And of course you know I love innovative companies, so joining us will be Max Ventilla, CEO of Aardvark, Oren Michels, CEO of Mashery, and Seth Goldstein, CEO of Social Media.
And that’s just a taste. Join me in New York, to kick off Internet Week, June 1-2. Register here !
I could not make the event, but FM had two participants. Chas summed it up this way: “the format is like a reality TV show: A contest among groups of digital marketing experts, Apprentice-style, in an effort to tap social media tools to sell Tide t-shirts for charity.”
It was a fun night, from what I’ve heard, and $100,000 was raised for charity, which is really cool.
But I really liked what Peter Kim said about how it was an important event not just for charity and team building, but also for P&G as a company, learning to become more social. Just like with Comcast, here’s another example of a massive company learning new tricks. From Peter’s post:
At the end of the evening, P&G’s CMO Marc Pritchard remarked that in the future, all employees should get involved in activating connections similar to what had just been witnessed.
The significance of that idea is staggeringly huge. This is a company with 138,000 employees starting to realize the value from having all of its constituents connected and activated. They’re also learning about new tools to change the process of engagement. Events like “Digital Night” help recalibrate the company’s mindset.

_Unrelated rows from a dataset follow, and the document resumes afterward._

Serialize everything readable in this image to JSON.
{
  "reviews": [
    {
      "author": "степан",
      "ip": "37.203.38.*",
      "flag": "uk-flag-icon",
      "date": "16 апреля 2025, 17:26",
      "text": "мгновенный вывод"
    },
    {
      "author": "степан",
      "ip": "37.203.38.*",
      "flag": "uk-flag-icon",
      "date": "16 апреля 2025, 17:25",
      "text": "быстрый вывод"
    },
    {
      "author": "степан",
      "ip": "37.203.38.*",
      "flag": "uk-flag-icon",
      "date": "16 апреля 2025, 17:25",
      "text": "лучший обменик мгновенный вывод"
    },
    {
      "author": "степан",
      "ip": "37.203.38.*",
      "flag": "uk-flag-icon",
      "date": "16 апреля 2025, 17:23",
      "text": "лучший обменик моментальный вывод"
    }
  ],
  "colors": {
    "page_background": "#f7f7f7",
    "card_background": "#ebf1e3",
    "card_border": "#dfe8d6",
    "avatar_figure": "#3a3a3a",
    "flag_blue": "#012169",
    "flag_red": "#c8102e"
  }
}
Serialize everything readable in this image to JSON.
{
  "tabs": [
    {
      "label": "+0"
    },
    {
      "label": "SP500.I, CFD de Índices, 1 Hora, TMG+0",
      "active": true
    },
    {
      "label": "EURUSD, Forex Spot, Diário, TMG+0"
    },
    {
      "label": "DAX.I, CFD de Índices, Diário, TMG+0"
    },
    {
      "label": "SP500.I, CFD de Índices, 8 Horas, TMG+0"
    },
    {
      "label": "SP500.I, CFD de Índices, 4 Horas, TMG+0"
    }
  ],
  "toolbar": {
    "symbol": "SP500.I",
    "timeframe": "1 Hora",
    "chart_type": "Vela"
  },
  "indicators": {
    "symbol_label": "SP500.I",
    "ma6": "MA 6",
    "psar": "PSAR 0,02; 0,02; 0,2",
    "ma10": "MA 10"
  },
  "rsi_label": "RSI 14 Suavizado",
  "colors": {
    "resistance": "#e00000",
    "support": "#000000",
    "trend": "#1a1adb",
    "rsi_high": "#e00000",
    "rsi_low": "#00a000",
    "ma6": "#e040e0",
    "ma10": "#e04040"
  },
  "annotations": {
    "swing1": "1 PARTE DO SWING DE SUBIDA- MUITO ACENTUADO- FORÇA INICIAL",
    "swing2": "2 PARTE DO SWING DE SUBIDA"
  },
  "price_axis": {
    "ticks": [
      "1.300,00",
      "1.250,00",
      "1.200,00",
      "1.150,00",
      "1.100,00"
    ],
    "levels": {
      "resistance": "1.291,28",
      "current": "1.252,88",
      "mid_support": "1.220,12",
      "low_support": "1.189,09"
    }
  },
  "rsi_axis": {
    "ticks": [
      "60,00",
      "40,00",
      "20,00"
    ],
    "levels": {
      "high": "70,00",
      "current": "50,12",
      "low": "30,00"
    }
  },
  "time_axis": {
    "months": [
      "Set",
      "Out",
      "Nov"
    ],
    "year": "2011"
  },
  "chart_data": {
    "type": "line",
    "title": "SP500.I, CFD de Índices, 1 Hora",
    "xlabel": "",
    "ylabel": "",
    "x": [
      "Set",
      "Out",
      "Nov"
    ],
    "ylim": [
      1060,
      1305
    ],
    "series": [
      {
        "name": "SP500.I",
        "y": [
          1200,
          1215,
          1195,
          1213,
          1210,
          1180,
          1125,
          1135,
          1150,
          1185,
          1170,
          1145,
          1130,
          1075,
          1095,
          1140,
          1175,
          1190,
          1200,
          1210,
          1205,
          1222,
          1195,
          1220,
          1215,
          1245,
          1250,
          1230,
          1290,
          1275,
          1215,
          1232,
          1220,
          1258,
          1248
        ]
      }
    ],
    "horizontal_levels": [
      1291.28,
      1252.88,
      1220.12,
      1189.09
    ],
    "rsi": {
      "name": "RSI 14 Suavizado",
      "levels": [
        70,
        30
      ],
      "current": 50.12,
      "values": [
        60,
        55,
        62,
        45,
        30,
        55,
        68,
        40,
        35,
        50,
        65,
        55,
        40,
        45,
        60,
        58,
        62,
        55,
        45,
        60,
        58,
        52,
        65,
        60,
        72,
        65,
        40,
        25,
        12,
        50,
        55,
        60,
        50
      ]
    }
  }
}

P&G is taking steps to make social business a reality.
Sure, it also meant a massive promotion for Tide. I don’t have any problem with that. I got shirts for all of FM’s staff. And it felt good to do it.
This is going to be a very big deal. Or forgettable.
I am not sure which.
I had a conversation with a NYT reporter about this today. (Story here, but I was not quoted). It made me think. First off, this product was not launched by Eric, Sergey, or Larry. So who knows if this is a Big Deal Inside Google, or Pasta Against the Walls?
You all know how much I love the idea of the Conversation Economy. It’s where my nose is taking me these days. So the concept of Google boiling the vast Oceania Vox is very, very compelling.
But then again….I find it hard to trust Google is really serious about this market.
For example, how many real live customer service reps does the company plan to have tasked to this product? That, to me, is a Very Important Question.
It’s the essential human question that drives Google. I bring it up all the time. Community. Media. People. How do you make people scale?! How does Google, a company driven by algorithms and scale, find its Voice?
It can’t be all algorithms. Things that Work Perfectly Because You Get How To Make It Work Even If Your Non Technical Pals Can’t don’t scale. Things that Really Do Work Without Customer Service can (this is Google search, or Amazon, or….etc.).
I just wonder if Google Voice is one of those disruptors. If it’s effortless, if it works without having to call someone to help me make it work, well, it’s a huge, huge hit. But this is telecommunications. I have a hunch it’s harder than that.
I for one very much want it to work. I love the idea of Google Voice.
I just wonder about the execution.